This case study looks at a piece by Pogues member Jem Finer. It’s really a musical work, but could also be considered an installation and a performace piece. It started playing at midnight on the 31st December 1999 and will play for a thousand years. The ‘song’ is made up of 6 different versions of a 20 minute, 20 second score written for Tibetan singing bowls. One of the pieces is the original, and the others are transpositions. One is an octave below, one 7 semitones below, one 5 semitones below, one 5 semitone above and one 7 semitones above. … Read the rest
This exercise asks us to make notes about our thoughts on time in order to know where we’re starting from.
An interesting point I came across on this art education website, was to begin the process of incorporating time into art by thinking about things that happen over time. Examples from the site include things growing or deteriorating, and things moving from one point to another. One student explained her time-based water and sand artwork by saying:
“Time can erase memories in a negative sense, but the passage of time is also very healing.
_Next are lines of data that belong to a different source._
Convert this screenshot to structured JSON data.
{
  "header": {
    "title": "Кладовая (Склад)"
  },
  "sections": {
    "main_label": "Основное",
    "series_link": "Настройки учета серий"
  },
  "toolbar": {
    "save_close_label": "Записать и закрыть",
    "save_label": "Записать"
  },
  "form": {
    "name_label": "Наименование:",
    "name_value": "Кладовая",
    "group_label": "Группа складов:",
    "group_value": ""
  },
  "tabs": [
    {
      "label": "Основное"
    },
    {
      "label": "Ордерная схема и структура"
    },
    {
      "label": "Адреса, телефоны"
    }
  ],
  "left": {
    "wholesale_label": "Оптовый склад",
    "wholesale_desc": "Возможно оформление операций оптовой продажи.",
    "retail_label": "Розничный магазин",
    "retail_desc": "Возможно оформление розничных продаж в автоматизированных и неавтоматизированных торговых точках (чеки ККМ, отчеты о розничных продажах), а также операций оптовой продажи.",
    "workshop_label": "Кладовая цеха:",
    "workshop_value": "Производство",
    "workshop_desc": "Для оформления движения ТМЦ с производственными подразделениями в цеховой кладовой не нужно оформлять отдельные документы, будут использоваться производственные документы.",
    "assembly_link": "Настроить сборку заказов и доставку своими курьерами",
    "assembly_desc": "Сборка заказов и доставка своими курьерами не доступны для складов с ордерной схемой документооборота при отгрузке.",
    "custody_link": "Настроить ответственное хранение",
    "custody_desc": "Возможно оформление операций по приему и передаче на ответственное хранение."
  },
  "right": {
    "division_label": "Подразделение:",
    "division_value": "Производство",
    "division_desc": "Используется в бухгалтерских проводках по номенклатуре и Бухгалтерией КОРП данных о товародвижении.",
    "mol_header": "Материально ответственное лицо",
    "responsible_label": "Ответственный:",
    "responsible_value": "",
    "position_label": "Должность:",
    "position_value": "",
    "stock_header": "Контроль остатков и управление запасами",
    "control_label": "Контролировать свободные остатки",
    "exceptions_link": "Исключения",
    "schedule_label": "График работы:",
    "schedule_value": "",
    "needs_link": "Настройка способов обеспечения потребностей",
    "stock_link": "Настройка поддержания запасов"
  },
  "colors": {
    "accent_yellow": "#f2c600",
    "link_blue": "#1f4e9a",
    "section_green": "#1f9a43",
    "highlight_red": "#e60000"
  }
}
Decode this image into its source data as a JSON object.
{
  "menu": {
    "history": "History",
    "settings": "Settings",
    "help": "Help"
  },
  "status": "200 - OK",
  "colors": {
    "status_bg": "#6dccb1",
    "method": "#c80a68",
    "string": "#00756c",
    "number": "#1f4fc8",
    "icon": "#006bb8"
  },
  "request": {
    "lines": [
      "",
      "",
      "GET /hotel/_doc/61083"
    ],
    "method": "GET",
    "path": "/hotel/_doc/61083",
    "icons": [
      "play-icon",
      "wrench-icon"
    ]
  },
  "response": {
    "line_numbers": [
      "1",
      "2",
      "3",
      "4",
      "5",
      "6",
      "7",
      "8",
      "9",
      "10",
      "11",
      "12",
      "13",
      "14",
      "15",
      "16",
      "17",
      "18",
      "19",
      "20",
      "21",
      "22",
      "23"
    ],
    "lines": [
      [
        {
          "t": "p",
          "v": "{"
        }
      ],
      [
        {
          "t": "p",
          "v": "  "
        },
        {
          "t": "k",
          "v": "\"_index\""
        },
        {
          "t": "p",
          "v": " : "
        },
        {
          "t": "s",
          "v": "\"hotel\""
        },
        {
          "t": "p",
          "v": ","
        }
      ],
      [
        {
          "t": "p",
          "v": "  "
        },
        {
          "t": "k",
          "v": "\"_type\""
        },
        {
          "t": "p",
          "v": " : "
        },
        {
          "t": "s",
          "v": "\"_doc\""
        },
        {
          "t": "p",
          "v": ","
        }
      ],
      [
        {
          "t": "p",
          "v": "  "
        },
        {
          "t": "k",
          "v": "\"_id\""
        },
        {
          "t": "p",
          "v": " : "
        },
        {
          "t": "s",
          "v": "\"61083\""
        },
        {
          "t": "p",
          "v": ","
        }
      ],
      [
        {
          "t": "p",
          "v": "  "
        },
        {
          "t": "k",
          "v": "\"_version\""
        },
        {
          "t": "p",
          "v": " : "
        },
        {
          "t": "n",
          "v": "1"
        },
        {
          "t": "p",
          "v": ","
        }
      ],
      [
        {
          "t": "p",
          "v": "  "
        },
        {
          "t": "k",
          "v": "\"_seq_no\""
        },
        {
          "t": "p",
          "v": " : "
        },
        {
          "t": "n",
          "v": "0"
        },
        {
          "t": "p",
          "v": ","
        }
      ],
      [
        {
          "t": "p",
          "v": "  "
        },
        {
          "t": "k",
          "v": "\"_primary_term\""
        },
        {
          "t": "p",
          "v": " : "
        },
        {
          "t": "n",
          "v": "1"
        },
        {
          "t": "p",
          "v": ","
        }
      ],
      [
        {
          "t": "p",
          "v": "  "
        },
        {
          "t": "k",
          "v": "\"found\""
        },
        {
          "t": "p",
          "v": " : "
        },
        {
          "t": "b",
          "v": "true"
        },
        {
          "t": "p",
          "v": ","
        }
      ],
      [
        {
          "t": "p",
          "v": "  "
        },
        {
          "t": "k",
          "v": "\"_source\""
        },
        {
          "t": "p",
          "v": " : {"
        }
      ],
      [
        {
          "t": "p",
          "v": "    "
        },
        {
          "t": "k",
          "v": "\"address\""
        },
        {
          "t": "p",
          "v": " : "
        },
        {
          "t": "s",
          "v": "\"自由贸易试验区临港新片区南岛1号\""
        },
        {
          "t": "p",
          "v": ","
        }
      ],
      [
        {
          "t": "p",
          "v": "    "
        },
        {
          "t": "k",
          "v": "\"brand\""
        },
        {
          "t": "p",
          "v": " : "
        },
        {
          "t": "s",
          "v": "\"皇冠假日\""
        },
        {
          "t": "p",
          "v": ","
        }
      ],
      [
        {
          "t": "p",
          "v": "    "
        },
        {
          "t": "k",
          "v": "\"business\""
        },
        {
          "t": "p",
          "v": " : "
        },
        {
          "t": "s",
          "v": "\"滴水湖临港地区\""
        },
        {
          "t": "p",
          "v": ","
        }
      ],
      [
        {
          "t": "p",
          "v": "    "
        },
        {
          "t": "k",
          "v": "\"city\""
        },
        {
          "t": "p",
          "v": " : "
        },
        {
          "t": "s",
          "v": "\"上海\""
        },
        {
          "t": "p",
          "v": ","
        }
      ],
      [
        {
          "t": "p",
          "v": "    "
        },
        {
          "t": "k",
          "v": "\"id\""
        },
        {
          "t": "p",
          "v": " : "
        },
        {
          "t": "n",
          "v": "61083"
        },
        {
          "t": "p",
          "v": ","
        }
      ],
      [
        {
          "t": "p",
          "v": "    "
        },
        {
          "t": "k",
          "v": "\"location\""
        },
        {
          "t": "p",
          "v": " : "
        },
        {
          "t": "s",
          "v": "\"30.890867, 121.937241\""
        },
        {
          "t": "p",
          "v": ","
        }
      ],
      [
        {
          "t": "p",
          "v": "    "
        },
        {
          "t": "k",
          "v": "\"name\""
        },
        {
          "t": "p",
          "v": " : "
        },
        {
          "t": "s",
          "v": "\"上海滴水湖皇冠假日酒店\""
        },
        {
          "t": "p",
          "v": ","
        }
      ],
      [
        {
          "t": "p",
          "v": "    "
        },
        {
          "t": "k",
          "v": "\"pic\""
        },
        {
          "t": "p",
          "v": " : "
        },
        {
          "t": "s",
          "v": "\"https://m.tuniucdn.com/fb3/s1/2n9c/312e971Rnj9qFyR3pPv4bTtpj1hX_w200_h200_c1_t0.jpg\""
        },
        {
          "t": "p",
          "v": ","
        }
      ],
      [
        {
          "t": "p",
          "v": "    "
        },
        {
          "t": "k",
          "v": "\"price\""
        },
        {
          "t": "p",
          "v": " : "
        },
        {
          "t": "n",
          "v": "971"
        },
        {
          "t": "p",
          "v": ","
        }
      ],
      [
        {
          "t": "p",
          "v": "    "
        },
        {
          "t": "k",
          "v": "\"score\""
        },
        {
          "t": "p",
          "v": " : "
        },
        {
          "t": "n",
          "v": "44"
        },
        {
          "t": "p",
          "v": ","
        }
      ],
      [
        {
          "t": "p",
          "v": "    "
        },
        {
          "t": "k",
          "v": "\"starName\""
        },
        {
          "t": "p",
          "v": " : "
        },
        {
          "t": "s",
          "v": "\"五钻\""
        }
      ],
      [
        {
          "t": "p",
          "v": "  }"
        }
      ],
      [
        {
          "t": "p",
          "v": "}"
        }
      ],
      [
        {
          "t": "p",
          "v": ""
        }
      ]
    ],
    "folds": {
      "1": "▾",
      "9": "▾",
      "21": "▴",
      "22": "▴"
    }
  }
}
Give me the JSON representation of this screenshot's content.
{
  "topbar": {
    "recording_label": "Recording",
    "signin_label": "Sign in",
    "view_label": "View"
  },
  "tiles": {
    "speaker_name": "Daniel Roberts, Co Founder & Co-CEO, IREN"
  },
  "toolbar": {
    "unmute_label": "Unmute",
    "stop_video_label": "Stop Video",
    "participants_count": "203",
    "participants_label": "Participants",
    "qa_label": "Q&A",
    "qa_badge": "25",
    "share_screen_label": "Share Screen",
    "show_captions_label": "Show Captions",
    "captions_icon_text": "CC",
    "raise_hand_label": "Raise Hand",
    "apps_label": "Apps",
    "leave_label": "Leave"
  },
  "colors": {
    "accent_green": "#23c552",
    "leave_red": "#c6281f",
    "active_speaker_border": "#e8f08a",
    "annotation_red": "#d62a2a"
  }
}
As time goes on, our anger,
… Read the rest
This exercise asks us to watch/listen to a discussion from the Khan Academy on Damien Hirst’s shark in formaldehyde piece (here).
We are asked to make notes, paying particular attention to the following:
• the piece
• Hirst’s other work
• information on other artists whose work is concerned with mortality
• references to ‘time’
There is a transcript available under the video, so I won’t type up all of my notes, but I will mention the information relevant to the ideas above.
With relation to Hirst and the piece itself, a lot is said about … Read the rest
This exercise asks us to look at Damien Hirst’s 1991 piece title The Physical Impossibility of Death in the Mind of Someone Living. The work is essentially a steel and glass tank filled with blue formaldehyde and a suspended shark. The piece is also referred to as ‘the shark in formaldehyde’.
We are asked to answer to following questions:
• Write down a few words giving your first reaction to the piece.
Weird. Scary. Ugly.
• Do you have an emotional response to it?
The thought of the formaldehyde makes me feel a bit queasy. The work in general … Read the rest
This exercise asks us to read an excerpt from Art History: The Basics by Grant Pooke and Diana Newall (2008, Abingdon: Routledge) and make notes of anything interesting, as well as writing down any new terms or words we come across.
The first thing that struck me was the amount of words that I normally know the meaning of, but had to actually look up to see how they were being used in this context. Here’s a list, along with some other definitions that were new to me:
Arbitrary: Founded on or subject to personal whims, prejudices, etc.
Aesthetic… Read the rest
This exercise in the introductory section of the course asks us to try to find an image in the Bridgeman Education Library by searching ‘time contemporary’.
There were many results, but the work came up on the first page and can be seen here.
The full title of the piece is ‘Space, Time, Motion, Green, 2010’ and it’s a mixed media work by spanish artist Izabella Godlewska de Aranda. The description notes that it is an homage to Mark Rothko, who was a Russion-American abstract artist whose signature style could be described as ‘fields of colour’ and some of … Read the rest